Filter these entries so that only lines with the word "bubble" remain.
• • •
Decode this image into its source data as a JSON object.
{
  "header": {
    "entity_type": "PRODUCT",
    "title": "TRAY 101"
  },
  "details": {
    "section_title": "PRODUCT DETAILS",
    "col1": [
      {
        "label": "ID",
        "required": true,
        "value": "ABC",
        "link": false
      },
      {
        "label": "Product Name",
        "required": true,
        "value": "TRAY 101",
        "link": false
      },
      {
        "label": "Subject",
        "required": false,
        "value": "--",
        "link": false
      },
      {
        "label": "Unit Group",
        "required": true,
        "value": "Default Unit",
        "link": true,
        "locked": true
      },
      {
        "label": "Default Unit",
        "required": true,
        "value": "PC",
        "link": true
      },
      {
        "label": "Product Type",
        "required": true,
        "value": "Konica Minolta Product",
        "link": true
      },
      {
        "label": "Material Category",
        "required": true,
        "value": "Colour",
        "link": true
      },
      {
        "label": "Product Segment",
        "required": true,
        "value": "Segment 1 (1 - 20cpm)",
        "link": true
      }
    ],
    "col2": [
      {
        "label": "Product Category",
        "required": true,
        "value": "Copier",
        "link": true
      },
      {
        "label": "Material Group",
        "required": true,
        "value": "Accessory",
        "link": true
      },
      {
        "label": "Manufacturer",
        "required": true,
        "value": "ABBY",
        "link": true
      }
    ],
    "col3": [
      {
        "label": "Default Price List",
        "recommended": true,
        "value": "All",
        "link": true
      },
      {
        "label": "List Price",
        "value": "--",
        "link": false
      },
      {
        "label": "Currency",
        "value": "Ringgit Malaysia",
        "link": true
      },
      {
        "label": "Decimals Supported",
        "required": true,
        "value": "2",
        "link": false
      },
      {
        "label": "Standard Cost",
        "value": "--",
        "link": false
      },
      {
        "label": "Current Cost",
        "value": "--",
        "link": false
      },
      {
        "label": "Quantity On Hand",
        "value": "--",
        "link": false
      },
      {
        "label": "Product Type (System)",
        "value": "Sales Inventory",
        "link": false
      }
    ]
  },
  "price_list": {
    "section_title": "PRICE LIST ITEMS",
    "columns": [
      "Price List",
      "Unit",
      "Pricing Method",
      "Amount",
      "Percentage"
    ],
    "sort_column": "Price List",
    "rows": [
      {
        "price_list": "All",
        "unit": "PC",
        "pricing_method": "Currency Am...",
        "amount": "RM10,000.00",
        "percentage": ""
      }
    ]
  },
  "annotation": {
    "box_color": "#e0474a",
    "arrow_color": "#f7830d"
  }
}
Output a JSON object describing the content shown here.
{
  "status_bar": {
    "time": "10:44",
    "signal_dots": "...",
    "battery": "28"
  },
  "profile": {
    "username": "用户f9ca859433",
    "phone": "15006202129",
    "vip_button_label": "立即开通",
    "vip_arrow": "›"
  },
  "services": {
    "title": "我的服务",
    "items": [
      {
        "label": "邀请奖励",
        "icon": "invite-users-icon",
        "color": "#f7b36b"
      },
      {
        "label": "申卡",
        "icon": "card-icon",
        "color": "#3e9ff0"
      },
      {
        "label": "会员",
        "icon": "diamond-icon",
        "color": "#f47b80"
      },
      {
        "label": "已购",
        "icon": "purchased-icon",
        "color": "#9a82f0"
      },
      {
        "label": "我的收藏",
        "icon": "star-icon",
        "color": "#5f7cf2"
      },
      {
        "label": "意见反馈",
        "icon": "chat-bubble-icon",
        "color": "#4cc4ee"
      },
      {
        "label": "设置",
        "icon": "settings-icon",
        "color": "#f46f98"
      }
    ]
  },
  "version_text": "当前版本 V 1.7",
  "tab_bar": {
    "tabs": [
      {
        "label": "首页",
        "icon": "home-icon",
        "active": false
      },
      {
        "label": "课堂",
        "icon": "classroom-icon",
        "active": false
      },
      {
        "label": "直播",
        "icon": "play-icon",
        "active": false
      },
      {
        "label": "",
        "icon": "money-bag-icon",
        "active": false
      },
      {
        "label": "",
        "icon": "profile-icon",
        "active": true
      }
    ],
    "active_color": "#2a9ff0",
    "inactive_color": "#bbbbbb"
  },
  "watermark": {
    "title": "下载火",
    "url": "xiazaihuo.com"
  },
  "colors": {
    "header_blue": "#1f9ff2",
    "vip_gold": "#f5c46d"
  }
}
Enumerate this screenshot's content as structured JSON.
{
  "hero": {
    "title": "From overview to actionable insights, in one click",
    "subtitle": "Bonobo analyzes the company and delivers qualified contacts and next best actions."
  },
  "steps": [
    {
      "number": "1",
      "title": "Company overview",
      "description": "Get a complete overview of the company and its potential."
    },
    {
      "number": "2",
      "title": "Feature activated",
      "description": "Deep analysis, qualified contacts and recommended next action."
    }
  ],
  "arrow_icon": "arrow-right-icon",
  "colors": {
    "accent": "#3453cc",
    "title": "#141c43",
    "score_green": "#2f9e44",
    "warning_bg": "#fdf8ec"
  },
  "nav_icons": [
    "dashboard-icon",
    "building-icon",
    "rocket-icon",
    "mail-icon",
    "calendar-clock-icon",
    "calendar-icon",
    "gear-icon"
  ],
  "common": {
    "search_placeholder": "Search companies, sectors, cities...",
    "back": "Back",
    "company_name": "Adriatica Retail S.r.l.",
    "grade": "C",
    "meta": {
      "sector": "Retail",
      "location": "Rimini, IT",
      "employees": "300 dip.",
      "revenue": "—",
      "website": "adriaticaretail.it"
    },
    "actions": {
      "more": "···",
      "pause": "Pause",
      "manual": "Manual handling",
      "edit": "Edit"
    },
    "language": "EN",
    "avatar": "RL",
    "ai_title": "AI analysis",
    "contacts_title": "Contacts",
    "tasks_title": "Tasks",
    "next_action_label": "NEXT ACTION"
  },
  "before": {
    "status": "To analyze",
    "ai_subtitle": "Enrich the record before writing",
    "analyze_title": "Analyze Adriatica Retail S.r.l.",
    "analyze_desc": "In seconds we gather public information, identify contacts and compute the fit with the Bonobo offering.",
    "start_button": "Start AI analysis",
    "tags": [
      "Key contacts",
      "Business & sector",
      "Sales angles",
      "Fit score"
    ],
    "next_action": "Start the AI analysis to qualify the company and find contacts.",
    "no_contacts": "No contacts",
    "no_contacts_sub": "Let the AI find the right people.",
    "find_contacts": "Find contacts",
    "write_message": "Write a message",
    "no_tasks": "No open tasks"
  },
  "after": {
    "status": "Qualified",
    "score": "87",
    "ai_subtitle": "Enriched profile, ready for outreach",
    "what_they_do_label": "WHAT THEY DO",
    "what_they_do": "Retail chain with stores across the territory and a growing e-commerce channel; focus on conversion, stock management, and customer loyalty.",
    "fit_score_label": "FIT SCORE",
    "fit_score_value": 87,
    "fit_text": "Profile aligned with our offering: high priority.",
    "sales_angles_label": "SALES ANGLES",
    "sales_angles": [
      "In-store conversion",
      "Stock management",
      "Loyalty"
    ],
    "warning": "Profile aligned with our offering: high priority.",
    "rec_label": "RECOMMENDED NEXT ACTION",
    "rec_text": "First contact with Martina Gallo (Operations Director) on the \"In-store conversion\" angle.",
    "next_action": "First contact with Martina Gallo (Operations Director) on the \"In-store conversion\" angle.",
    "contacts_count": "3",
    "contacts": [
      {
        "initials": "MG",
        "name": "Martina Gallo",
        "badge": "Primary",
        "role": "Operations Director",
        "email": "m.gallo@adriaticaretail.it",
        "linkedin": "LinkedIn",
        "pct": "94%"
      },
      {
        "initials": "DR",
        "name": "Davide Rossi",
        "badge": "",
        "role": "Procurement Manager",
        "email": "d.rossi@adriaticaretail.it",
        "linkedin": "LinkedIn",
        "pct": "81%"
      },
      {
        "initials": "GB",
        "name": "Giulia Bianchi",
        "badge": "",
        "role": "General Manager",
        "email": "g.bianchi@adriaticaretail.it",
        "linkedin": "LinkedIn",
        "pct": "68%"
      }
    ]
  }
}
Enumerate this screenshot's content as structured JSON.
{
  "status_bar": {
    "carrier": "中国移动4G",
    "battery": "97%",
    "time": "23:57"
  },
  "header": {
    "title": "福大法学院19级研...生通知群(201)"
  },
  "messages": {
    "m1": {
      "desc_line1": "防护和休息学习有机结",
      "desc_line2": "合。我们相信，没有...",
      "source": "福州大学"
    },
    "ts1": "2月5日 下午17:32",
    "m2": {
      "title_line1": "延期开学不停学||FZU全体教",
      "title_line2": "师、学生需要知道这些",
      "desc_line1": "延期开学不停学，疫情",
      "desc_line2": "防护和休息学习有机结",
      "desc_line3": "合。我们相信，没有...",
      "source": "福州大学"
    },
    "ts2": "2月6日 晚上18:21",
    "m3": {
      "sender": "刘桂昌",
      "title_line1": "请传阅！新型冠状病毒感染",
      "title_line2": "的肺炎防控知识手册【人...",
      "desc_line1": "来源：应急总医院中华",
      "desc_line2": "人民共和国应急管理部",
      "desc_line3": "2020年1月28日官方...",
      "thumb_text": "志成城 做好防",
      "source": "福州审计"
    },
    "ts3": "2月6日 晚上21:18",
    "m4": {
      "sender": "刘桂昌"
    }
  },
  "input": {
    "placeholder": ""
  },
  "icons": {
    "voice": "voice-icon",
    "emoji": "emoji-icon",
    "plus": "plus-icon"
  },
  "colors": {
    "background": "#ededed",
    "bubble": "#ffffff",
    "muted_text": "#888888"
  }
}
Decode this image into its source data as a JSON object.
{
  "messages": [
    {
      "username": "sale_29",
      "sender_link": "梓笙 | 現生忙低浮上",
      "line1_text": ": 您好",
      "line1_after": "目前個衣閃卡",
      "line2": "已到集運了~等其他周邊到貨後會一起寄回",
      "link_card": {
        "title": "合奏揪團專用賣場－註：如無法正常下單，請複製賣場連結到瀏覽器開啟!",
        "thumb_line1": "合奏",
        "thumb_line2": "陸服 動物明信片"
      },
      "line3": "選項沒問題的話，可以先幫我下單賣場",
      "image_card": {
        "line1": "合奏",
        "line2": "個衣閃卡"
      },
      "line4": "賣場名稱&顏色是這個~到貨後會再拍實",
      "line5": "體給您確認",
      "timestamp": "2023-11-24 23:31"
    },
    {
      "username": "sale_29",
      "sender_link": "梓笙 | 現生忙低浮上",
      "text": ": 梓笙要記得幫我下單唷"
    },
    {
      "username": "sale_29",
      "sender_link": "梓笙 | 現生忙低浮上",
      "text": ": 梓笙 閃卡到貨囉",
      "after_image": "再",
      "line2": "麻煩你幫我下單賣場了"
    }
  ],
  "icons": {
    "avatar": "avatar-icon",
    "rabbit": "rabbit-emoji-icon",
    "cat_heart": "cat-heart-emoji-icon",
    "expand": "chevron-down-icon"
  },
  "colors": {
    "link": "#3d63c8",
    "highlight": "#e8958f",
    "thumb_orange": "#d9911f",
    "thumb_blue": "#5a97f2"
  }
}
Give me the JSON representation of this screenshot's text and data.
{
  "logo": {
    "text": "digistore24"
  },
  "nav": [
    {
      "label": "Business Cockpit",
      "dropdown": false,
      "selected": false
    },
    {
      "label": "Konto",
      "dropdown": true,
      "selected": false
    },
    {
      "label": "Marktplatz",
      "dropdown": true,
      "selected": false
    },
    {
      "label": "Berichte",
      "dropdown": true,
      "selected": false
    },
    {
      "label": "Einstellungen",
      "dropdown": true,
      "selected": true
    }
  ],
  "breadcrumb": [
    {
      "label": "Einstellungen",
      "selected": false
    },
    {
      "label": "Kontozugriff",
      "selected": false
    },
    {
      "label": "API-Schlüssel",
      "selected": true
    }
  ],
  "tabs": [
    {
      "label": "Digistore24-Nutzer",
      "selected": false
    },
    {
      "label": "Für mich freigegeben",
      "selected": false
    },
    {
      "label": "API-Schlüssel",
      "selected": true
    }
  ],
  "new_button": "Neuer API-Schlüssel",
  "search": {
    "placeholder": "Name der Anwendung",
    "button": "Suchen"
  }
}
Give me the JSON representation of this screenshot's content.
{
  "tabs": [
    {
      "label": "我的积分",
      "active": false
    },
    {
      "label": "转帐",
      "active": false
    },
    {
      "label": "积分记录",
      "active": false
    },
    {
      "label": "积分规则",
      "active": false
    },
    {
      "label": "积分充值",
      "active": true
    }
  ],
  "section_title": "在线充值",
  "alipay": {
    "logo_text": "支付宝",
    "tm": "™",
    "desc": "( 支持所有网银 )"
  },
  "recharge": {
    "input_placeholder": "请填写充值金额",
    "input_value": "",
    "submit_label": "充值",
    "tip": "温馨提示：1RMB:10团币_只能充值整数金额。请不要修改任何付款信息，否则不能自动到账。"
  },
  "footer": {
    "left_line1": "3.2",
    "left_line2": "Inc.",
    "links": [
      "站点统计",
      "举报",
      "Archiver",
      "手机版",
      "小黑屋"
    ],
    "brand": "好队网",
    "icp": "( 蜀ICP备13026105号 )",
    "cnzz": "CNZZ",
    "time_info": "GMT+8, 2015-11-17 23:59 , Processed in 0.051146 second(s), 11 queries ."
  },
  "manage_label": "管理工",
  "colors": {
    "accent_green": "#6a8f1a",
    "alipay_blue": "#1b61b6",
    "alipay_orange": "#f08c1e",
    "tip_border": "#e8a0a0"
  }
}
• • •
OUTPUT ::
        "icon": "chat-bubble-icon",
    "bubble": "#ffffff",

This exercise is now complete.